Managers are constantly wary of productivity busters in the office. Unfortunately, while the Internet has revolutionized the way businesses approach productivity in ways never before imagined, it has also brought with it new ways for sneaky employees to whittle away company time doing non-work-related things.
From social media to online shopping, the Internet is full of attention traps. One of the biggest such phenomena is in full swing right now: fantasy football. This rapidly growing hobby may have you worried about how much work your sport-thusiastic staff members are getting done. But you may be surprised to find that fantasy football can actually yield surprising benefits for your company.
The cost of fantasy football
Fantasy football is a phenomenon where participants “draft” teams of real-world players and score points based on how well they do in their weekly games. It’s exploded in popularity over the past few years, thanks largely to pop-culture media that features the activity prominently, like the television comedy “The League.”
But fantasy football may not be all fun and games, especially at the office. According to the Society for Human Resource Management, the seasonal activity costs businesses around $16 billion each season in lost productivity. With the number of participants expected to climb to 56.8 million this season, the Fantasy Sports Trade Association reported – with 37.5 million of these people being employed full time.
The football season lasts only 17 weeks, but if each fully employed participant spends just one hour each of those weeks at work doing fantasy football-related activities, companies can expect combined losses in the billions.
Productivity for morale: The best trade of the season?

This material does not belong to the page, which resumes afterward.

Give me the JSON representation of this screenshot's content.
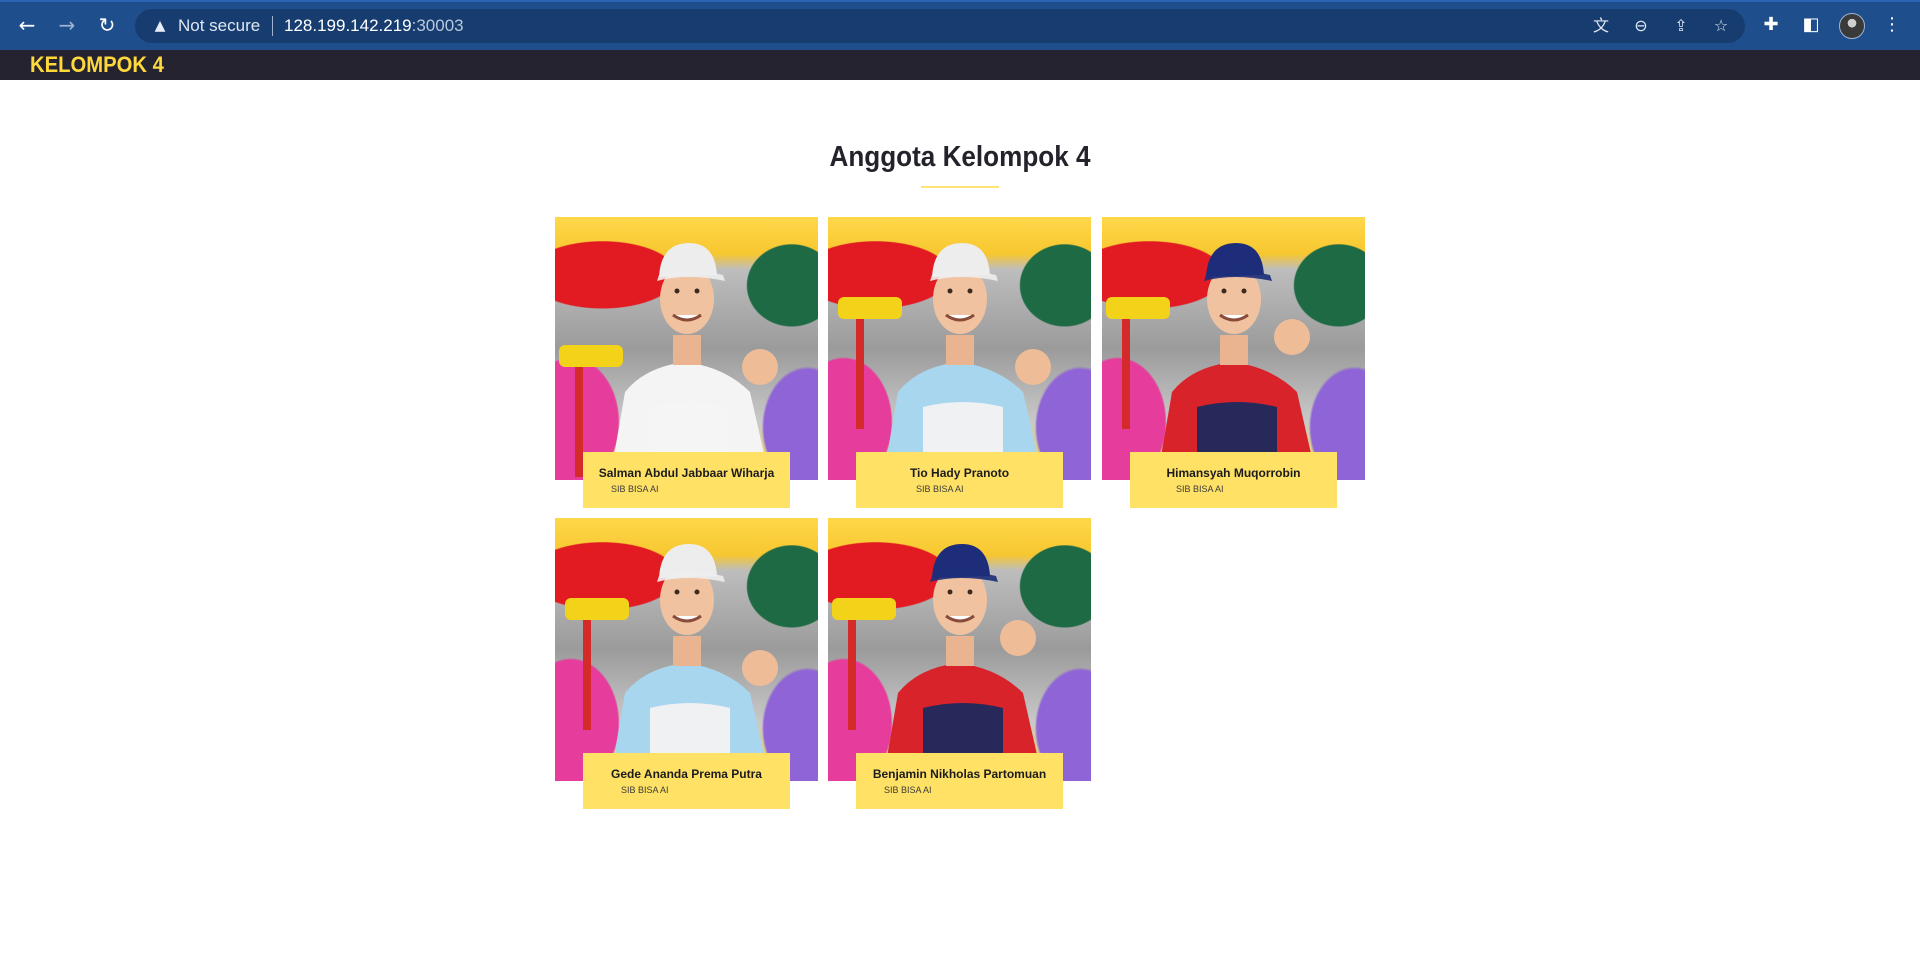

But before you impose a company-wide ban on fantasy football, these facts on the benefits to employee morale may make you call an audible. Forbes reported that 46.2 percent of companies surveyed indicated they didn’t care if employees spent time managing fantasy teams, as long as their work is getting done. And not only is fantasy football not necessarily a distraction, it may be beneficial.
Employment site Monster.com noted that fantasy leagues offer something invaluable in a corporate environment: a sense of camaraderie and teamwork. Sure, fantasy football is all about the performance of your team, but it’s also a huge social event. In fact, some companies have gone as far as to create their own internal fantasy “league,” hosting draft events after hours and talking shop while at the shop, which can boost morale significantly.
Ultimately, it’s up to you to decide if you think fantasy football is harming your company’s productivity. If you need assistance with setting a policy, consider consulting with PEO companies for assistance with your HR needs.